Recently, Delhi heard the horrific news of the deaths of three children from starvation. Appallingly, the capital city has been struggling to tackle malnutrition among children, despite the endeavours of the government.
According to National Family Health Survey (NFHS) 4, over 62 per cent children are anaemic in urban Delhi. This speaks volumes on the state of affairs regarding child health in the national capital.
In July, three girls, aged eight, four and two, died in Delhi because they did not get anything to eat. (Photo: Twitter)
Urban poverty is considerably different from rural poverty; the set of implementation challenges are different for rural and urban, and the focus has been mostly on rural schemes. The urban debacle is huge in scope, and extends to other realms of child safety issues.
Among all the contenders, the ICDS (Integrated Child Development Scheme) makes for the most prominent case of lackluster execution in tackling urban poverty.
The ICDS was borne out of a simple but powerful premise — that the good health of every mother and child is a non-negotiable factor for the government.
Anganwadi centres (AWCs) are the carriers of the service provided by the ICDS. Formed as an answer to rising child mortality and anaemia by giving infants the required supplementary nutrition, the centres offer the children one healthy meal a day, along with a few activities that would initiate the process of learning.
AWC workers also conduct regular health check-ups and immunisation for mothers and infants, and help identify malnourished children or anaemic pregnant women to be referred to medical officers.
However, in urban areas especially, the functioning of AWCs has been riddled with challenges, starting from limited space in rented buildings to seat all the children, lack of equipment to monitor their growth, to making home-visits for enrolling more children.
In urban slums, where both parents work day in and day out, it becomes a task for either one to leave their child at the centre, especially because it closes by the afternoon. The timing puts them in a difficult situation, as some of them are unable to come back to pick their children. Therefore, most children are either left at home in care of siblings—a case of double jeopardy for both children—or under the care of others, wherein the protection of the child comes under scrutiny.
A possible solution may be found in the crèche services under the ICDS, as they operate for longer hours, and parents can feel assured that their children are in a safe and congenial environment while they are at work. The need is to increase the coverage of crèche services and make them more accessible.
According to Global Hunger Status (GHS) 2017, India stands at the 100th position among 119 countries, which points to the gravity of the child malnutrition problem.
In Delhi, the infant mortality rate stands at 35 (per 1000 live births, NFHS 4). Only 30 per cent children under the age of 3 are breastfed within one hour of birth, against a national average of 41 per cent. This is a telling fact on the lack of knowledge transfer to new mothers. Children aged between 6 to 23 months who receive adequate diet are only a shocking 5.6 per cent (NFHS 4), and only 50 per cent of children below 6 months are exclusively breastfed, which is lower than the national average of 55 per cent.

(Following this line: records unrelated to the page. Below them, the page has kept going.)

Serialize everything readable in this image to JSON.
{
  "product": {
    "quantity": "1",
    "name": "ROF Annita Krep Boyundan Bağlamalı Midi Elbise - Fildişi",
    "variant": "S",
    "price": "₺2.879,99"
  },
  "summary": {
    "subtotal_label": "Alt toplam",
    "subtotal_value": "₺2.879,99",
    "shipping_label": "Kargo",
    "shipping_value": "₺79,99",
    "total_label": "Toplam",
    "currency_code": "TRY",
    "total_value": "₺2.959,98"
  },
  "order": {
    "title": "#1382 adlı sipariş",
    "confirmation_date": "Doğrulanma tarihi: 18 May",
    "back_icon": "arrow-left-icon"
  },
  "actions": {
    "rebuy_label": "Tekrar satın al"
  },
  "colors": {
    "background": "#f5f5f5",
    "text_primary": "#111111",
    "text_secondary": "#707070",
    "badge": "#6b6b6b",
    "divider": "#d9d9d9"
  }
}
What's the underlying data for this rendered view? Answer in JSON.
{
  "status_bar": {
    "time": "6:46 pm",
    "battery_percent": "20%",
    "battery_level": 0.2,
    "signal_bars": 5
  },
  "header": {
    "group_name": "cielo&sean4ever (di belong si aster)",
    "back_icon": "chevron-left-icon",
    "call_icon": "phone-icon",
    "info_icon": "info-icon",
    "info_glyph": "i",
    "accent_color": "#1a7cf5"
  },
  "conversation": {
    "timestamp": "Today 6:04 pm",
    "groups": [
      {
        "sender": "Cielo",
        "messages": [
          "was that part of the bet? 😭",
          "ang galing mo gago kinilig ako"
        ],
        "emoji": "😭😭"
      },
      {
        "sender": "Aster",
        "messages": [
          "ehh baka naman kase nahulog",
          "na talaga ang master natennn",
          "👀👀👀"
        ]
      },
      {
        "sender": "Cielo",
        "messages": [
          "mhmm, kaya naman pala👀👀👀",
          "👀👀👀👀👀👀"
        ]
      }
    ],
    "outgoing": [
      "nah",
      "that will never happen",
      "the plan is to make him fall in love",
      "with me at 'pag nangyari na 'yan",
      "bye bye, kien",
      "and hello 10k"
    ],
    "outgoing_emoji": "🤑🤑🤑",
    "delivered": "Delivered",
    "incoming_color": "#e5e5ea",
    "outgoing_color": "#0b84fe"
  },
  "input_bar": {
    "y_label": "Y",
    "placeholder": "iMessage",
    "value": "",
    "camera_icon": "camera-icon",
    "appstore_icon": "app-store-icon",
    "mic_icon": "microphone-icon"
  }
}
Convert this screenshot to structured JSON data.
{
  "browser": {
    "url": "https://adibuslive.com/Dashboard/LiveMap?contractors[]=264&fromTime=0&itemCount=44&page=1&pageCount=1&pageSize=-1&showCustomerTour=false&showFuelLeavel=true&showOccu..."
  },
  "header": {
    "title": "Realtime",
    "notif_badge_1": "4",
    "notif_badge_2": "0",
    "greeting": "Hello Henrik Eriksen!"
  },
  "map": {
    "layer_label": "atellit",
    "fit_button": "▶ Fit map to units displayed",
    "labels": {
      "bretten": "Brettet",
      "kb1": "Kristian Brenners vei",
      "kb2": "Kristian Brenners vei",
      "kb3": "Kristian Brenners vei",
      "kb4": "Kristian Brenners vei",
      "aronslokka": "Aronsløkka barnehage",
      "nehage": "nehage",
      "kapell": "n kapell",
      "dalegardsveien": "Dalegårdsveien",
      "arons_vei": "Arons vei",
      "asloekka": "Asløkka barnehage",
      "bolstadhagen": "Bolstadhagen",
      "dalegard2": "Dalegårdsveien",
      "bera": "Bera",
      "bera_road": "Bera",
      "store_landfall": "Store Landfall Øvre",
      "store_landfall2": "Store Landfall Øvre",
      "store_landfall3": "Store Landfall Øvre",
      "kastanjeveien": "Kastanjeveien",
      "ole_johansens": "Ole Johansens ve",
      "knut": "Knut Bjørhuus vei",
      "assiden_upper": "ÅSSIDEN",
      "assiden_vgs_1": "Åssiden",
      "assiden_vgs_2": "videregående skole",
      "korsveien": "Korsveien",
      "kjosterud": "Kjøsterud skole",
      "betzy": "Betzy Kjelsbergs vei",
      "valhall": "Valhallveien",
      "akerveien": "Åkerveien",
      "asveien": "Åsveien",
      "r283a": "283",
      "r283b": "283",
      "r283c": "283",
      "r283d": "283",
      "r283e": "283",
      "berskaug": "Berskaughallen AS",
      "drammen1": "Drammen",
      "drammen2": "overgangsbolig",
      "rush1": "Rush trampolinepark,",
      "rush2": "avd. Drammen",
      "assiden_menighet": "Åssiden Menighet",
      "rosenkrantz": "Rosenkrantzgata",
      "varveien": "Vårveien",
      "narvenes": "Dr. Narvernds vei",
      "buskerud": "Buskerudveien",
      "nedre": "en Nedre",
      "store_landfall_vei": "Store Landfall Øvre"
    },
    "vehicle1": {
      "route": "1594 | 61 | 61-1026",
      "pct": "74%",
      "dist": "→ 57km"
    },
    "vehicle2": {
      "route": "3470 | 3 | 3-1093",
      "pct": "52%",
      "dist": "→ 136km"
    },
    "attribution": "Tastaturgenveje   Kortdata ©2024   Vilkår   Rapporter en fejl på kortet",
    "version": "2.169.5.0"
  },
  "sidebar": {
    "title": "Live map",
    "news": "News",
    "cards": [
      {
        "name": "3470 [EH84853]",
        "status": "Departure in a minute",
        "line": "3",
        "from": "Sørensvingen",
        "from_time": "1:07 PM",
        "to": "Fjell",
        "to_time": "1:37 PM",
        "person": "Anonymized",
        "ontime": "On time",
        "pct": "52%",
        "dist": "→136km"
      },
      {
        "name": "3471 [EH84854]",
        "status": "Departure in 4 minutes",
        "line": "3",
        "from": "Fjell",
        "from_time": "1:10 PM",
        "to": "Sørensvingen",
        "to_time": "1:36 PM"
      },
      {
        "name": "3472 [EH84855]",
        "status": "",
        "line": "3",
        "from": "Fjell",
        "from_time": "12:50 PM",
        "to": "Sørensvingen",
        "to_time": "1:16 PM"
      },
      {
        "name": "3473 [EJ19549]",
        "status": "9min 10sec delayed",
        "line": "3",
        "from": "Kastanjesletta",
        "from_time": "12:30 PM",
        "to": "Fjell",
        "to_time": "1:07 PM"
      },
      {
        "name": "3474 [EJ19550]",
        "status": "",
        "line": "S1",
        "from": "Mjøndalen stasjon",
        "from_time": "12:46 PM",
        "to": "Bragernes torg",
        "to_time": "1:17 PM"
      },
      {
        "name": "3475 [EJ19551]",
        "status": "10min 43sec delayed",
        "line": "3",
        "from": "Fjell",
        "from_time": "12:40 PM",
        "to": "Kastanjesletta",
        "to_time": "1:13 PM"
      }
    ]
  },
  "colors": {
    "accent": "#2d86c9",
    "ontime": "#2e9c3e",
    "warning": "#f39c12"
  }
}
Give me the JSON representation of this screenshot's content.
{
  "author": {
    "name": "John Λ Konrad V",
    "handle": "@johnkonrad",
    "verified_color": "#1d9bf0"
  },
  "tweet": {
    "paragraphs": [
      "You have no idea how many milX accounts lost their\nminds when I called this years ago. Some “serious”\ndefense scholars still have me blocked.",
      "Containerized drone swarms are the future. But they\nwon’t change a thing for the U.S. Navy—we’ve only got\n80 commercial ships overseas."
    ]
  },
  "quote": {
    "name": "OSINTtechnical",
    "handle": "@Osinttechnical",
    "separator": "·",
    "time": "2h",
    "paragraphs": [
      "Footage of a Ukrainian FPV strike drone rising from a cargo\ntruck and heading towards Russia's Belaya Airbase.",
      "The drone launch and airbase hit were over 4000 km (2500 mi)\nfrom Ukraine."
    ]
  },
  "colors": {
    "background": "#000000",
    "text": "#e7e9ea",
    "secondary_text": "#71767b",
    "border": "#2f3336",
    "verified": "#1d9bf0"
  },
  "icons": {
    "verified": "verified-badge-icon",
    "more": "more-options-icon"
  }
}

These will have direct and dire impacts on the health of the child as she grows up, as is indeed reflected in NFHS 4 — 27 per cent children below the age of 5 are underweight and 32 per cent face stunted growth.
One can also trace the health of a newborn back to where it all started — the mother. An expectant mother will likely have poor health indicators owing to the rapid changes her body is going through. Adding to that is the stark gender divide still prevalent in societies, reflecting even in the eating habits of families, rendering pregnant women undernourished.
The AWC is to take into account these problems and ensure good health of expectant mothers by keeping them informed and by encouraging them to take health supplements. However, the NFHS 4 states that only close to 40 per cent mothers received complete antenatal care in urban Delhi, and a mere 8 per cent received financial assistance under Janani Suraksha Yojana (JSY) for births in an institution.
According to the National Family Health Survey, 27 per cent children below the age of 5 are underweight and 32 per cent face stunted growth. (Photo: Reuters/File)
Another dimension to the problem of urban malnourishment has to do with the migrant population in Delhi. People, especially from the lower-income groups, migrate with their families from neighbouring states in search of jobs. Most of them have no identity cards with them, which deprives them of some of the government facilities offered, such as ration, school admission for children, and so on.
These migrant settlements aren’t marked and assessed by any governing body, so for the moving population, it is a daunting task to shift from the fringes of the society to the mainstream, and avail the facilities that are, by law, their right to seek and demand.
Urban anganwadis and persisting woes, as observed from ground
The first step in the form of a solution to these problems will be to build accountability — these are violations of both maternal and child rights that largely go unnoticed amid other issues.
On one hand, there are talks of expanding the ICDS coverage, while on the other hand, several AWCs are shutting down.
Above all, an overarching obstacle, in the event of the recent child deaths, is the slow dissolution of the safety nets— of the self, system and society.
Had there been active community support, these damages could have been averted. Empowering communities to look after themselves as well as others makes for one answer to many problems; the system has to also acknowledge that the health of any and every child shouldn’t be the last priority just because she doesn’t ask for it.